Supplied data:
--------

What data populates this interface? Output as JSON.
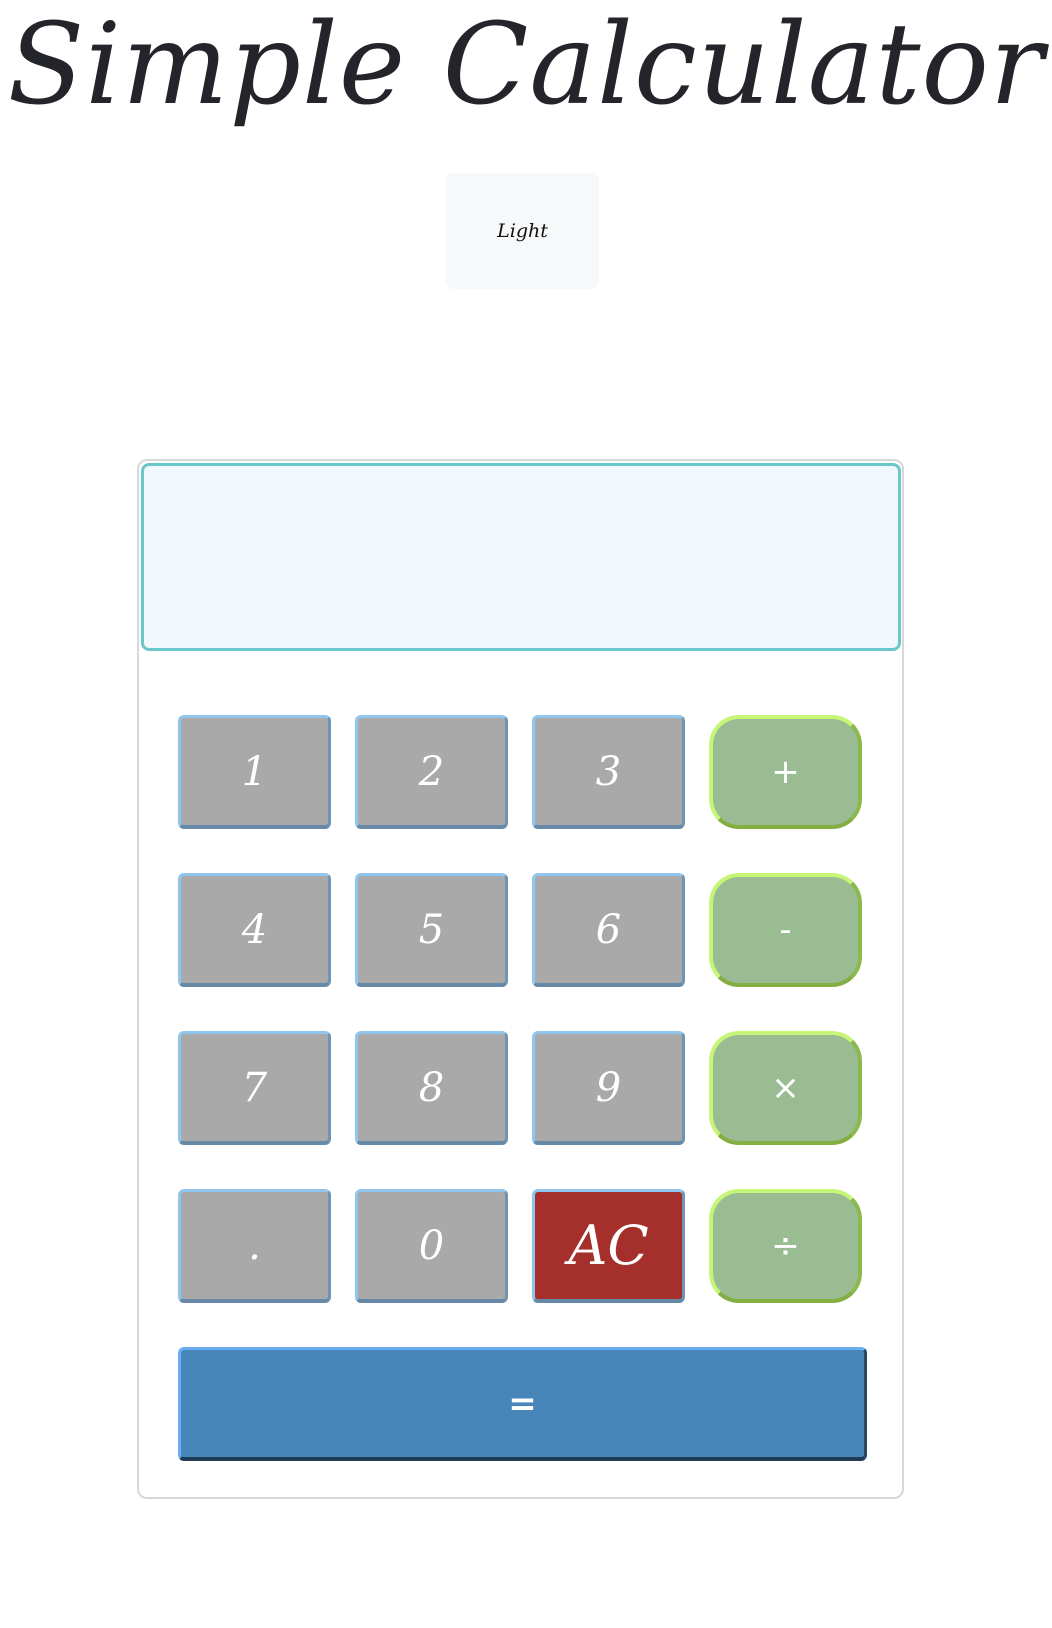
{
  "page": {
    "title": "Simple Calculator",
    "theme_toggle_label": "Light"
  },
  "calculator": {
    "display_value": "",
    "digit_keys": [
      "1",
      "2",
      "3",
      "4",
      "5",
      "6",
      "7",
      "8",
      "9",
      ".",
      "0"
    ],
    "operator_keys": {
      "add": "+",
      "subtract": "-",
      "multiply": "×",
      "divide": "÷"
    },
    "clear_label": "AC",
    "equals_label": "="
  },
  "colors": {
    "digit_button": "#a9a9a9",
    "operator_button": "#99bc93",
    "clear_button": "#a52f2a",
    "equals_button": "#4886ba",
    "display_background": "#f0f7fd",
    "display_border": "#6cc7cc"
  }
}
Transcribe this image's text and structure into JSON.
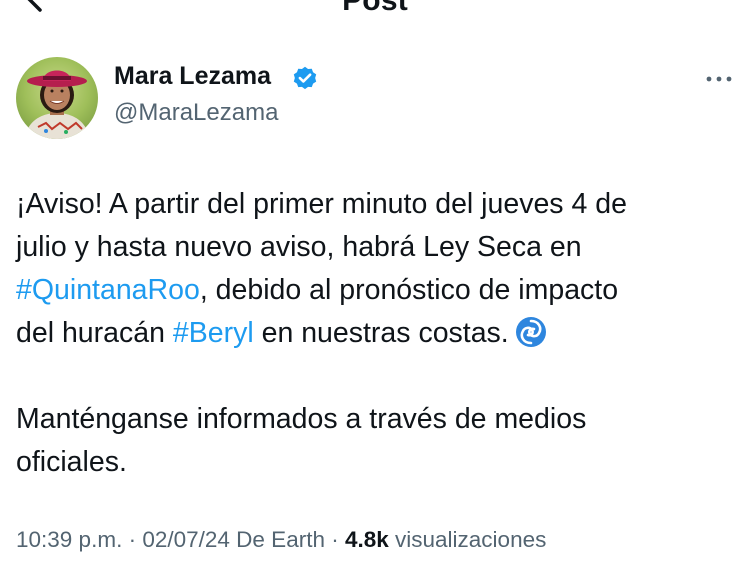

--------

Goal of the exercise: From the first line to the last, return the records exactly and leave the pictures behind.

Answer to this problem:
What data populates this interface? Output as JSON.
{
  "page": {
    "title": "Simple Calculator",
    "theme_toggle_label": "Light"
  },
  "calculator": {
    "display_value": "",
    "digit_keys": [
      "1",
      "2",
      "3",
      "4",
      "5",
      "6",
      "7",
      "8",
      "9",
      ".",
      "0"
    ],
    "operator_keys": {
      "add": "+",
      "subtract": "-",
      "multiply": "×",
      "divide": "÷"
    },
    "clear_label": "AC",
    "equals_label": "="
  },
  "colors": {
    "digit_button": "#a9a9a9",
    "operator_button": "#99bc93",
    "clear_button": "#a52f2a",
    "equals_button": "#4886ba",
    "display_background": "#f0f7fd",
    "display_border": "#6cc7cc"
  }
}
Transcribe this image's text and structure into JSON.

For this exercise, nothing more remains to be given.